Training rules still offer agencies flexibility
- By Christine Miller Ford
- Nov 10, 2003
The CIA had put its IT project management training and certification out for bid but in the end decided to handle the program in-house.
'What I'm doing is defining the amount of training we will require to maintain internal certification and management,' said the senior project manager, who could be interviewed on the condition his name not be used.
The Office of Personnel Management's IT project management classification allows agencies to apply the criteria in a flexible manner as long as project managers meet the benchmark, said OPM's Tara Ricci, who helped develop the guidance.
Several agencies such as NASA conduct their own training programs while the Army and others choose to outsource the work.
CIA officials decided to construct their own program after looking at the ones available from the private sector, the senior project manager said.
The CIA's program and certification was developed from a combination of results of a survey of project managers to determine their needs and the agency's occupational standards, he said.
The program will have four levels of certification, requiring someone to spend 240 hours in the classroom and pass a series of 11 tests to meet all four levels, he said.
'We have a work force that is familiar with project management and have used project management techniques for decades,' he said. 'We estimate we will have a large volume of people who will be taking advantage of this program.'
One reason the CIA opted for in-house training, the senior project manager explained, can be traced to the fact that the agency, unlike other agencies, combines project management with systems engineering.
The industry's certifications do not encompass those two fields.
Another reason for not 'buying something off the shelf is we have a long history of using terminology specific to our agency projects,' he said. 'We want that to continue to be reflected in the program.'
Ricci said the guidance was written to provide flexibility to agencies while establishing what makes a qualified project manager'ensuring that the government spend money on IT projects wisely.
The CIA official said he expects the new in-house certification will give the CIA more certified IT project managers than before because so many will use the new training program.
'We think we have a shortage today, and this will help us address that shortage,' he said.
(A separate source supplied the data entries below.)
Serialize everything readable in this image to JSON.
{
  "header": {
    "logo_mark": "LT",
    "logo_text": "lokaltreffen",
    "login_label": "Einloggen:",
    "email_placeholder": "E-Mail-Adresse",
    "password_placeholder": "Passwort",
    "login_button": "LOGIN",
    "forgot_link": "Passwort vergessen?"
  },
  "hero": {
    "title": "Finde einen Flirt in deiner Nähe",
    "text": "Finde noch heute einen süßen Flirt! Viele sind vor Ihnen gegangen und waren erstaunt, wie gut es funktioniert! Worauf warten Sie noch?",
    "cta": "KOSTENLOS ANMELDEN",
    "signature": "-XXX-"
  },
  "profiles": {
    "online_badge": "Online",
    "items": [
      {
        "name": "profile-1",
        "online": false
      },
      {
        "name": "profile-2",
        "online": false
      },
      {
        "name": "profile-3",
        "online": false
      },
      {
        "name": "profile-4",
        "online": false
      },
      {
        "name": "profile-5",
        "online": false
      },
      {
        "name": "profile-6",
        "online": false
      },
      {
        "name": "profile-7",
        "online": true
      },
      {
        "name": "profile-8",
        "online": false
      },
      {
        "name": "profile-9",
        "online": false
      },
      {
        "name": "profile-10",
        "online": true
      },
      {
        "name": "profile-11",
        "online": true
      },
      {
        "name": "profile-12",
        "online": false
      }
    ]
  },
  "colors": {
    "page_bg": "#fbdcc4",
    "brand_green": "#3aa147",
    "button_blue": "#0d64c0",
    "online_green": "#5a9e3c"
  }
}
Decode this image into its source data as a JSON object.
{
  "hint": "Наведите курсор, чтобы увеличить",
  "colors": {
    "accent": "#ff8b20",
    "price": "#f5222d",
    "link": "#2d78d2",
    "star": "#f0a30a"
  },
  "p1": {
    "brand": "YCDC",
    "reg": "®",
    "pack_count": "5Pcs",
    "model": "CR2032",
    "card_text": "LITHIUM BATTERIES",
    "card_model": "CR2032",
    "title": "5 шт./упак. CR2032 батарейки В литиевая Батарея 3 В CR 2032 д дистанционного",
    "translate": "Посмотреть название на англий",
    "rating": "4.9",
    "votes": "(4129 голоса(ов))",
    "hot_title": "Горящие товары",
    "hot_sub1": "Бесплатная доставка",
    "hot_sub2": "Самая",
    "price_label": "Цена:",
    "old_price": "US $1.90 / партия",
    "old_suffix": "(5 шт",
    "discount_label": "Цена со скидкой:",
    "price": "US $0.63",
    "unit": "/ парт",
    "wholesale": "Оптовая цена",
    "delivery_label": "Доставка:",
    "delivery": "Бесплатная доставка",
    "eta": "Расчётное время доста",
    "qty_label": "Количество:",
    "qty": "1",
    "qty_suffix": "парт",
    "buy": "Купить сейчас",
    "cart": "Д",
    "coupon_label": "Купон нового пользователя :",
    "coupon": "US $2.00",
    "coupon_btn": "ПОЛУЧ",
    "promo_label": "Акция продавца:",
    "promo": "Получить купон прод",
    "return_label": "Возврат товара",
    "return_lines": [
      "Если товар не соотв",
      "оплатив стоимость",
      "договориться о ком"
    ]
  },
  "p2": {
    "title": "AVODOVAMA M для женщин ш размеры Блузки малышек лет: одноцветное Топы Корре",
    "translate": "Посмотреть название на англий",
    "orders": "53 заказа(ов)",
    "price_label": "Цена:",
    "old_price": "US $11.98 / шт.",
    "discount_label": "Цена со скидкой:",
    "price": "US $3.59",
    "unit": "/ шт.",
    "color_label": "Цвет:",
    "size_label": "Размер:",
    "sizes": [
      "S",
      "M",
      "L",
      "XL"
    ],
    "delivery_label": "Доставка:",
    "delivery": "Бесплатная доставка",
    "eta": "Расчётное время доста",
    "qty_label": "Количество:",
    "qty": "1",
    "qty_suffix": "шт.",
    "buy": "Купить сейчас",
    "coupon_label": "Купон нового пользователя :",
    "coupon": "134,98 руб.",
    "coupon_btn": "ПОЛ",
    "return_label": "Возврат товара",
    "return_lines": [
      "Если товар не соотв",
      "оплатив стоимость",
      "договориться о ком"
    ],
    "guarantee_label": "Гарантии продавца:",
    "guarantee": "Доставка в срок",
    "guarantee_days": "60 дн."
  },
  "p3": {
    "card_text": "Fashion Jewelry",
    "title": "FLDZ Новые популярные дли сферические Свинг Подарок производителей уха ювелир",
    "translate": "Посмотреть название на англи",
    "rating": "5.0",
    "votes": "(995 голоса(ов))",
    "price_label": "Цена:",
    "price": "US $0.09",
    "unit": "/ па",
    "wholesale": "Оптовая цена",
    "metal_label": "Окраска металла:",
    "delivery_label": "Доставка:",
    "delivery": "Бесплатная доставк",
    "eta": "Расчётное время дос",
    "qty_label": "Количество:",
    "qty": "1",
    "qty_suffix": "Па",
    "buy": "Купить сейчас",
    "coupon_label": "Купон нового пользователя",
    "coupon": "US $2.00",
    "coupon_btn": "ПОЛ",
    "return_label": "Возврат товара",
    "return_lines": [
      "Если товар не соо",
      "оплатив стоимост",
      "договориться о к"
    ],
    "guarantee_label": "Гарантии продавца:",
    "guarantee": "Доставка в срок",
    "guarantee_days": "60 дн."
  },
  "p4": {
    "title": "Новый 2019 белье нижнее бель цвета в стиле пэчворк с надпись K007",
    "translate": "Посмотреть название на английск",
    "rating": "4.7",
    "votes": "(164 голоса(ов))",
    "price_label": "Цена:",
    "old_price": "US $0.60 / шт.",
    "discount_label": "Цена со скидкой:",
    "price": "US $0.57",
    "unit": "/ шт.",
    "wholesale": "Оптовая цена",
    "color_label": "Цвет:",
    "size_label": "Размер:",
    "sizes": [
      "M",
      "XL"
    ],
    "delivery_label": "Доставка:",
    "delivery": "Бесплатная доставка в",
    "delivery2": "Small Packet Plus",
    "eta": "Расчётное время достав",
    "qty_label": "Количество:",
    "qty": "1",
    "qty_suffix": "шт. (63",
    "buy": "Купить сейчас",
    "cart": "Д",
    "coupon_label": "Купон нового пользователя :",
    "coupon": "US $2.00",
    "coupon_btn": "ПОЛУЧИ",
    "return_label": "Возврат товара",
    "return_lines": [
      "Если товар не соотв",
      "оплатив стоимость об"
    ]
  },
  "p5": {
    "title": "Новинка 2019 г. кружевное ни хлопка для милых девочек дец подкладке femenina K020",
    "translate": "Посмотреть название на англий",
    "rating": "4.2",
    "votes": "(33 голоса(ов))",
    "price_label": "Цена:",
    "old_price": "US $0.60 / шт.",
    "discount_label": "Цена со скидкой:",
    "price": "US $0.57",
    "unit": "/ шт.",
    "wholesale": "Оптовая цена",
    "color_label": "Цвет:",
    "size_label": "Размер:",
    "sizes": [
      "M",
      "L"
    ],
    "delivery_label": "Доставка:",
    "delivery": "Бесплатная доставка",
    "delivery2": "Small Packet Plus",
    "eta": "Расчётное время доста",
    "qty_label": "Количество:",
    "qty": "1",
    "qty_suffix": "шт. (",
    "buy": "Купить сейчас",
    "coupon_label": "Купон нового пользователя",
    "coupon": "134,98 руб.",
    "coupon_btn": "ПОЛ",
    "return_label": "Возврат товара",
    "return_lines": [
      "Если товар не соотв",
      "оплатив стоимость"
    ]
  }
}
But even with in-house training and certification, the CIA and other agencies face another race besides the one to meet the Office of Management and Budget's requirement to have certified project managers to obtain funding for IT projects.
Not only do they have to fill the positions before the next budget cycle to prevent funding from being cut off, they also must 'beat the clock' in terms of demographics, the CIA official said.
Like many other public- and private-sector organizations, the best-qualified IT project managers also tend to be the most experienced, and many are nearing retirement age, he said.
'The demographics are we expect a sharp increase in hiring in five years,' the CIA official said. 'If the industry is producing more project managers, that will likely suit our needs, and we can do a combination of outside hiring and inside training.'
Christine Miller Ford is a freelance writer